Modern rotavators though are much quicker and at Jackson & Gocher we hire 3 sizes of machines. The C8 is a good general-purpose rotavator, the C10, which is slightly larger and also has a harrow attachment (for getting a fine tilth) and is good for preparing ground ready for turfing or seeding, and the hydraulic rotavator which is good for heavier clay bound soils.
How to rotavate for the best results:
- This is ideally done in spring or autumn when the ground is softer
- Depending on the final use of the area it is best to kill all weeds with a proprietary weedkiller first as they have a habit of re-appearing !!

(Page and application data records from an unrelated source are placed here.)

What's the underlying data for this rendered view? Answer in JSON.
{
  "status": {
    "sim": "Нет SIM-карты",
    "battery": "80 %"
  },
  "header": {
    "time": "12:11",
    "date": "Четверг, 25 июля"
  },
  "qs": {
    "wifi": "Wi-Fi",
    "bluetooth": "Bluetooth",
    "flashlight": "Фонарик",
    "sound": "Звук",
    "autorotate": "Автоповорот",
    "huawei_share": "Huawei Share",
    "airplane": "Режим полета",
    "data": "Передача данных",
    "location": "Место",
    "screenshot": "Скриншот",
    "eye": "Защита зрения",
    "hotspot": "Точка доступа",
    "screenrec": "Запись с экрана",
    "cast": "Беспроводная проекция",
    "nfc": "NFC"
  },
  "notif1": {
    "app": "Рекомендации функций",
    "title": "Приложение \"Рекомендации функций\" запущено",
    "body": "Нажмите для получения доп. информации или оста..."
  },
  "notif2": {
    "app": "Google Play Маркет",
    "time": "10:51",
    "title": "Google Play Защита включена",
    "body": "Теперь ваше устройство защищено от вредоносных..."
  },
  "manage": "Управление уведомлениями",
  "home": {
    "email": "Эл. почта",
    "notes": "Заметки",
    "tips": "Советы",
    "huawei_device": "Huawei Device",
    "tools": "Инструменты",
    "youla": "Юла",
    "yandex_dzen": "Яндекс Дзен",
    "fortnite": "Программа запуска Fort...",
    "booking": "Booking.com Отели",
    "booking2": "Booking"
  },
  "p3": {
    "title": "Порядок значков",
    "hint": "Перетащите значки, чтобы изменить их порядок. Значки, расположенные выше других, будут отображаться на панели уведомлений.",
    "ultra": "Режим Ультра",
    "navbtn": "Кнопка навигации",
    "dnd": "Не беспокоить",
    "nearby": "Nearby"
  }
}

- If you will be growing fruit or vegetables these should not be planted for a few weeks after weed killing – see manufacturers instructions
- For the best results it is better to clear the ground of grass using a turf cutter (also available for hire from Jackson & Gocher) otherwise the ground will be lumpy and difficult to rake and the lumps of grass often take root again
- Ensuring the ground is soft enough for the tines to dig in, rotavate the area planned (this may need to be done 2 or 3 times in different directions to break the soil up ready for planting). Be careful close to trees as the machine can kick if it hits a large root I know from experience!
- If you a creating a vegetable or flower bed now is a good time to add some compost or manure and use the rotavator to mix it in with the soil
- If you a going to seed or turf the area very fine soil will be needed and the C10 rotavator with a harrow attachment is good for this. Small areas can be levelled with a landscaping rake. For a really flat lawn, it is best to leave the area to weather for a week or two before seeding or turfing as it is surprising how many humps and hollows appear!
Contact Jackson & Gocher
Jackson & Gocher also hire cultivators but these are really only suitable for going over existing flower beds or vegetable patches where the soil is very loose and soft. Because they rely on the rotating cutters to move the machine through the ground they are much harder work than a rotavator with a powered drive. The use of weedkillers or fertilisers is not our area of expertise and information on these is best obtained from a horticulturalist at your local garden centre. See our full ranger of gardening equipment here.
If you’re looking for a rotavator, don’t worry. We’ve got the lowdown on what they are and how to use them. To get started, these machines have an engine that turns the tines in order to dig up dirt or sand from your garden bed so it can be used as composting material later.
The machine is typically found with four-wheel attachments with handlebars so you can steer it around easily without having to push it yourself too much. When using one of these tools, always remember not to go over any paved surfaces like walkways or driveways because this could damage them permanently. We are proud to offer tool hire to Cranleigh, Milford and Dorking.